The box tree moth was detected at three locations in Michigan this spring, but the Michigan Department of Agriculture and Rural Development (MDARD) and USDA APHIS have removed the threat in those locations.
Michigan State University Extension is partnering with MDARD and USDA APHIS to implement an early detection insect trapping program with citizens to learn if the box tree moth has been introduced elsewhere in Michigan. While MDARD nursery inspectors are actively inspecting commercial boxwood crops for box tree moth, MSU Extension is also asking nursery growers who currently grow boxwood or landscapers who have recently installed boxwoods in 2020 or 2021 to check them for signs of infestation as described below, to consider using box tree moth pheromone traps, and to report any positive or suspicious finds.
Signs of the box tree moth

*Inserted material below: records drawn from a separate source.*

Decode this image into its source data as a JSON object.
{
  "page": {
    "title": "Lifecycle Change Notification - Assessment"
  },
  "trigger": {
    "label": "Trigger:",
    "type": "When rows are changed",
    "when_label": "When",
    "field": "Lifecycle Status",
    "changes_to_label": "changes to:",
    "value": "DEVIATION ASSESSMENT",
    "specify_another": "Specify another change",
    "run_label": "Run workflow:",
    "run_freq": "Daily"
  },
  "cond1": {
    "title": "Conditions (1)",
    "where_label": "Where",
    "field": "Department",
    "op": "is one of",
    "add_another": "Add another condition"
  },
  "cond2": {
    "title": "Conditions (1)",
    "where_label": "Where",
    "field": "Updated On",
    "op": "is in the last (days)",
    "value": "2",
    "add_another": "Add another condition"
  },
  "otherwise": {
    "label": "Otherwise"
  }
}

Box tree moth caterpillars only feed and reproduce on boxwood (Buxus spp.). First, you will see the beginning of defoliation of the boxwood leaves (Photo 1). If you begin to see signs of damage, check the boxwood plants for caterpillars (0.25 inches after egg hatch to 1.5 inches long when mature), which are lime green with black stripes and have white spots and hairs (Photo 2). The caterpillars have a shiny black head. As feeding progresses, caterpillars eat the leaves and bark, leaving only the midribs of leaves (Photo 3). With extensive feeding damage, you will see webbing from caterpillar silk and the eventual death of the plants.
The adult moths are distinctive and have both a light morph (iridescent white wings with brown border, brown body [Photo 4]) and a dark morph (brown body and wings with white forewing spots [Photo 5]).

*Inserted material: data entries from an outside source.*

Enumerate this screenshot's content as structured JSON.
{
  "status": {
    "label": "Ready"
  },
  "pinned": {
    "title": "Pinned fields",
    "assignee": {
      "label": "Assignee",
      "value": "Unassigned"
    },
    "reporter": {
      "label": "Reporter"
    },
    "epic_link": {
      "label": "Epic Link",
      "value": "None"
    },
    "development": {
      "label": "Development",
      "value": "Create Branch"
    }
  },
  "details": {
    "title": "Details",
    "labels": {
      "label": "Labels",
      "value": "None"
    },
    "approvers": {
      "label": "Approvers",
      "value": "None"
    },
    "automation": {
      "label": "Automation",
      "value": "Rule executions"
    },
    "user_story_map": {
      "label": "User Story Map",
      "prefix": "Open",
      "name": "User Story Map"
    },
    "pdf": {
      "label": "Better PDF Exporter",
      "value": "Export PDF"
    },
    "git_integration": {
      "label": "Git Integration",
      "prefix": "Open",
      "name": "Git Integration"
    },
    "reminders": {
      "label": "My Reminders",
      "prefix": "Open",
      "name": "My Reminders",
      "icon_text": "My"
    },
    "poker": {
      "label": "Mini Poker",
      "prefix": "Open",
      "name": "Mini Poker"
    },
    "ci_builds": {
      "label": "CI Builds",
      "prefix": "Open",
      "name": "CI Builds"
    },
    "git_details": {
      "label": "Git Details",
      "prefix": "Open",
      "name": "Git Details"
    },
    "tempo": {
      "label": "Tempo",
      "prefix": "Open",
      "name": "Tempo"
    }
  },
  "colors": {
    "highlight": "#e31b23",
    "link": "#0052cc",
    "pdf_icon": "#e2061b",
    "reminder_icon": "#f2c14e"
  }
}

If you spot any of these signs or the adult moths when scouting, please report sightings to MDARD's Eyes in the Field.
Protecting young boxwood plants in nurseries and landscapes

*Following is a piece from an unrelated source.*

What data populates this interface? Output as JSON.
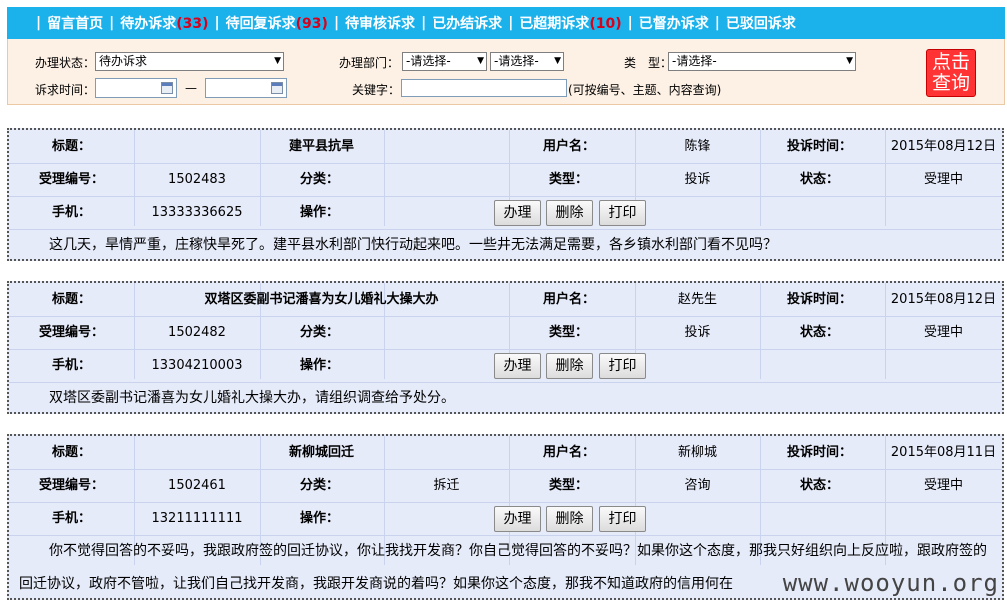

MSU Extension is partnering with the MDARD and USDA APHIS to implement an early detection program for box tree moth throughout Michigan. Nursery growers and landscapers are welcome to participate in the early detection trapping program.
Please be aware that at this point we must notify USDA APHIS of any positive finds of box tree moth in Michigan. If caterpillars or moths of box tree moth are found, it is likely that infested plants will need to be treated or removed, and preventive treatments of boxwoods in the area may be initiated. We sincerely hope we do not find any in Michigan, but if we do, early detection is our best chance of preventing establishment and spread.
Nursery growers should spray all boxwood shrubs grown in containers or in the field two times this season (late July and early September) with a pyrethroid insecticide labeled for use in nurseries (i.e., bifenthrin, cyfluthrin, permethrin, resmethrin, cypermethrin, lamba-cyhalothrin, sumithrin).
Landscapers who purchased and planted boxwoods within the last year should consider implementing a precautionary spray program. MSU Extension recommends landscapers or homeowners spray boxwood shrubs twice this summer (in late July and early September) with bifenthrin (several ready-to-use products available at the garden center) or any pyrethroid insecticide for homeowner use. Pyrethroid insecticides are those where the active ingredient ends in thrin, for example cyfluthrin, permethrin, resmethrin, cypermethrin, lamba-cyhalothrin, sumithrin.
Alternatively, landscapers or homeowners can also spray a Bacillus thuringiensis (Bt) product once every two weeks. Bt is a bacterium that kills insects when ingested. There are subspecies of Bt that affect specific types of insects; kurstaki is the subspecies that specifically targets caterpillar larvae. Look for product labels that say Bacillus thuringiensis subsp. kurstaki (Btk).